Top of AVAILABLE DATA

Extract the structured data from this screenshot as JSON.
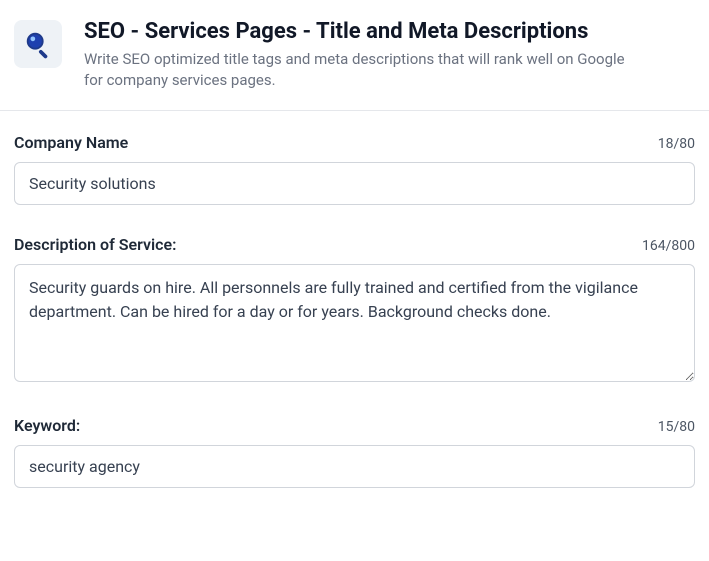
{
  "header": {
    "title": "SEO - Services Pages - Title and Meta Descriptions",
    "subtitle": "Write SEO optimized title tags and meta descriptions that will rank well on Google for company services pages."
  },
  "fields": {
    "companyName": {
      "label": "Company Name",
      "counter": "18/80",
      "value": "Security solutions"
    },
    "description": {
      "label": "Description of Service:",
      "counter": "164/800",
      "value": "Security guards on hire. All personnels are fully trained and certified from the vigilance department. Can be hired for a day or for years. Background checks done."
    },
    "keyword": {
      "label": "Keyword:",
      "counter": "15/80",
      "value": "security agency"
    }
  }
}
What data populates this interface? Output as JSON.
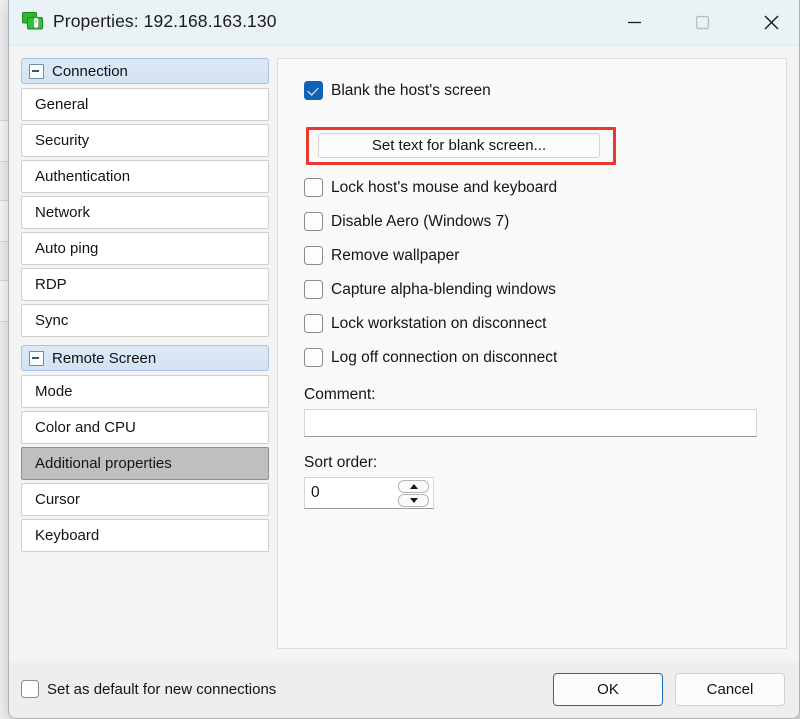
{
  "window": {
    "title": "Properties: 192.168.163.130",
    "app_icon": "remote-screen-icon",
    "controls": {
      "minimize": "minimize-icon",
      "maximize": "maximize-icon",
      "close": "close-icon"
    }
  },
  "sidebar": {
    "groups": [
      {
        "label": "Connection",
        "toggle": "collapse-icon",
        "items": [
          {
            "label": "General",
            "selected": false
          },
          {
            "label": "Security",
            "selected": false
          },
          {
            "label": "Authentication",
            "selected": false
          },
          {
            "label": "Network",
            "selected": false
          },
          {
            "label": "Auto ping",
            "selected": false
          },
          {
            "label": "RDP",
            "selected": false
          },
          {
            "label": "Sync",
            "selected": false
          }
        ]
      },
      {
        "label": "Remote Screen",
        "toggle": "collapse-icon",
        "items": [
          {
            "label": "Mode",
            "selected": false
          },
          {
            "label": "Color and CPU",
            "selected": false
          },
          {
            "label": "Additional properties",
            "selected": true
          },
          {
            "label": "Cursor",
            "selected": false
          },
          {
            "label": "Keyboard",
            "selected": false
          }
        ]
      }
    ]
  },
  "content": {
    "options": [
      {
        "label": "Blank the host's screen",
        "checked": true
      },
      {
        "label": "Lock host's mouse and keyboard",
        "checked": false
      },
      {
        "label": "Disable Aero (Windows 7)",
        "checked": false
      },
      {
        "label": "Remove wallpaper",
        "checked": false
      },
      {
        "label": "Capture alpha-blending windows",
        "checked": false
      },
      {
        "label": "Lock workstation on disconnect",
        "checked": false
      },
      {
        "label": "Log off connection on disconnect",
        "checked": false
      }
    ],
    "blank_screen_button": {
      "label": "Set text for blank screen...",
      "highlighted": true,
      "highlight_color": "#e8392f"
    },
    "comment": {
      "label": "Comment:",
      "value": "",
      "placeholder": ""
    },
    "sort_order": {
      "label": "Sort order:",
      "value": "0",
      "increment_icon": "chevron-up-icon",
      "decrement_icon": "chevron-down-icon"
    }
  },
  "footer": {
    "default_checkbox": {
      "label": "Set as default for new connections",
      "checked": false
    },
    "ok_label": "OK",
    "cancel_label": "Cancel",
    "accent_color": "#1a6dbd"
  }
}
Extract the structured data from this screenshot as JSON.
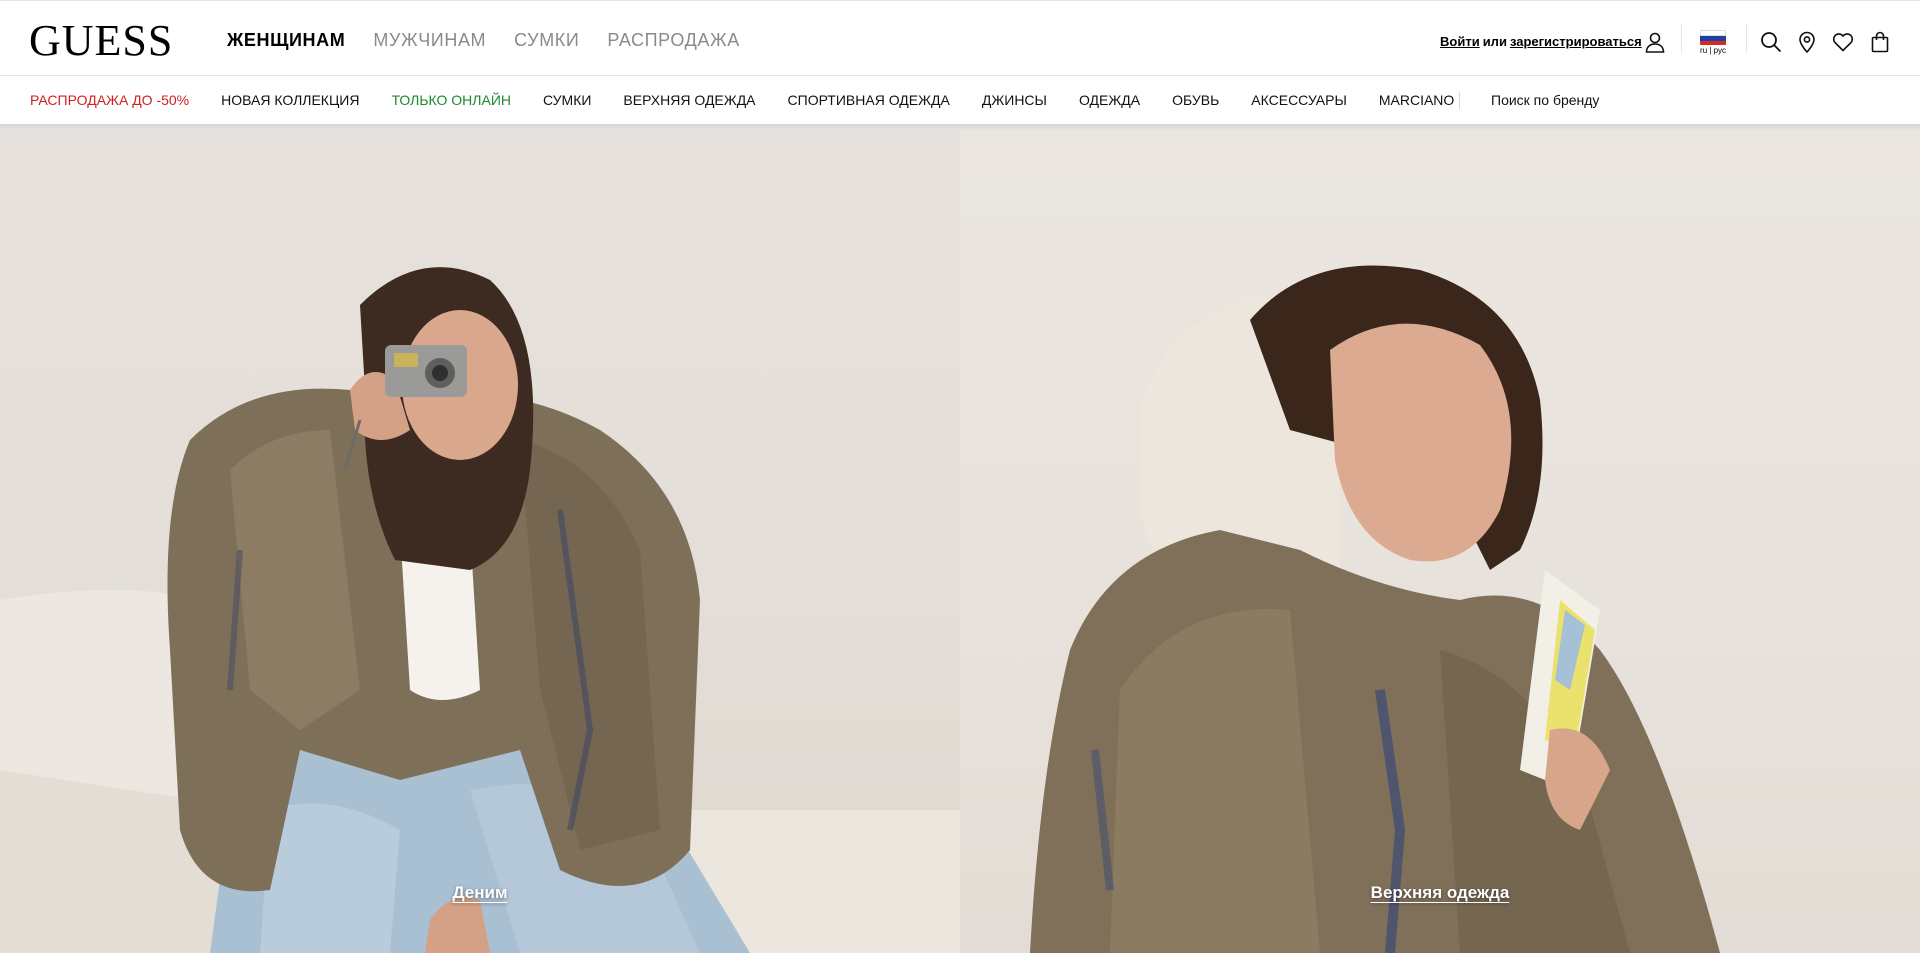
{
  "brand": {
    "logo": "GUESS"
  },
  "main_nav": [
    {
      "label": "ЖЕНЩИНАМ",
      "active": true
    },
    {
      "label": "МУЖЧИНАМ",
      "active": false
    },
    {
      "label": "СУМКИ",
      "active": false
    },
    {
      "label": "РАСПРОДАЖА",
      "active": false
    }
  ],
  "account": {
    "login": "Войти",
    "or": "или",
    "register": "зарегистрироваться"
  },
  "language": {
    "code": "ru | рус"
  },
  "icons": {
    "account": "user-icon",
    "search": "search-icon",
    "store": "location-pin-icon",
    "wishlist": "heart-icon",
    "cart": "shopping-bag-icon"
  },
  "category_nav": [
    {
      "label": "РАСПРОДАЖА ДО -50%"
    },
    {
      "label": "НОВАЯ КОЛЛЕКЦИЯ"
    },
    {
      "label": "ТОЛЬКО ОНЛАЙН"
    },
    {
      "label": "СУМКИ"
    },
    {
      "label": "ВЕРХНЯЯ ОДЕЖДА"
    },
    {
      "label": "СПОРТИВНАЯ ОДЕЖДА"
    },
    {
      "label": "ДЖИНСЫ"
    },
    {
      "label": "ОДЕЖДА"
    },
    {
      "label": "ОБУВЬ"
    },
    {
      "label": "АКСЕССУАРЫ"
    },
    {
      "label": "MARCIANO"
    }
  ],
  "brand_search": "Поиск по бренду",
  "hero": [
    {
      "caption": "Деним"
    },
    {
      "caption": "Верхняя одежда"
    }
  ],
  "colors": {
    "sale": "#d11f1f",
    "online": "#1a8a2e",
    "inactive_nav": "#8a8a8a"
  }
}
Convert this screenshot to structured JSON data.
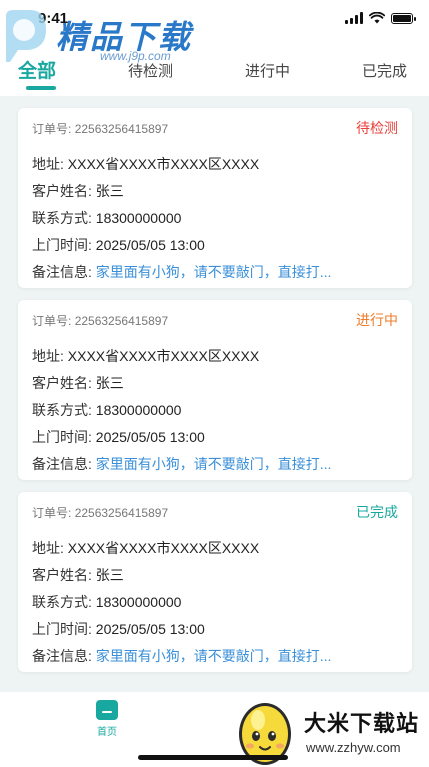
{
  "status_bar": {
    "time": "9:41"
  },
  "watermark": {
    "title": "精品下载",
    "url": "www.j9p.com"
  },
  "tabs": [
    {
      "label": "全部",
      "active": true
    },
    {
      "label": "待检测",
      "active": false
    },
    {
      "label": "进行中",
      "active": false
    },
    {
      "label": "已完成",
      "active": false
    }
  ],
  "labels": {
    "order": "订单号:",
    "address": "地址:",
    "customer": "客户姓名:",
    "contact": "联系方式:",
    "visit_time": "上门时间:",
    "note": "备注信息:"
  },
  "orders": [
    {
      "order_no": "22563256415897",
      "status": "待检测",
      "status_color": "#e8413c",
      "address": "XXXX省XXXX市XXXX区XXXX",
      "customer": "张三",
      "phone": "18300000000",
      "visit_time": "2025/05/05  13:00",
      "note": "家里面有小狗，请不要敲门，直接打..."
    },
    {
      "order_no": "22563256415897",
      "status": "进行中",
      "status_color": "#ef7d2a",
      "address": "XXXX省XXXX市XXXX区XXXX",
      "customer": "张三",
      "phone": "18300000000",
      "visit_time": "2025/05/05  13:00",
      "note": "家里面有小狗，请不要敲门，直接打..."
    },
    {
      "order_no": "22563256415897",
      "status": "已完成",
      "status_color": "#19a8a0",
      "address": "XXXX省XXXX市XXXX区XXXX",
      "customer": "张三",
      "phone": "18300000000",
      "visit_time": "2025/05/05  13:00",
      "note": "家里面有小狗，请不要敲门，直接打..."
    }
  ],
  "bottom_nav": {
    "home_label": "首页"
  },
  "bottom_watermark": {
    "title": "大米下载站",
    "url": "www.zzhyw.com"
  },
  "colors": {
    "accent": "#19a8a0",
    "note": "#3a8fd8",
    "background": "#eef3f3"
  }
}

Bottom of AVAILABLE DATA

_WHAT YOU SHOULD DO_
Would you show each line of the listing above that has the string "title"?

_RESPONSE TO THE EXERCISE_
    "title": "SEO - Services Pages - Title and Meta Descriptions",
    "subtitle": "Write SEO optimized title tags and meta descriptions that will rank well on Google for company services pages."
    "title": "Properties: 192.168.163.130",
    "title": "精品下载",
    "title": "大米下载站",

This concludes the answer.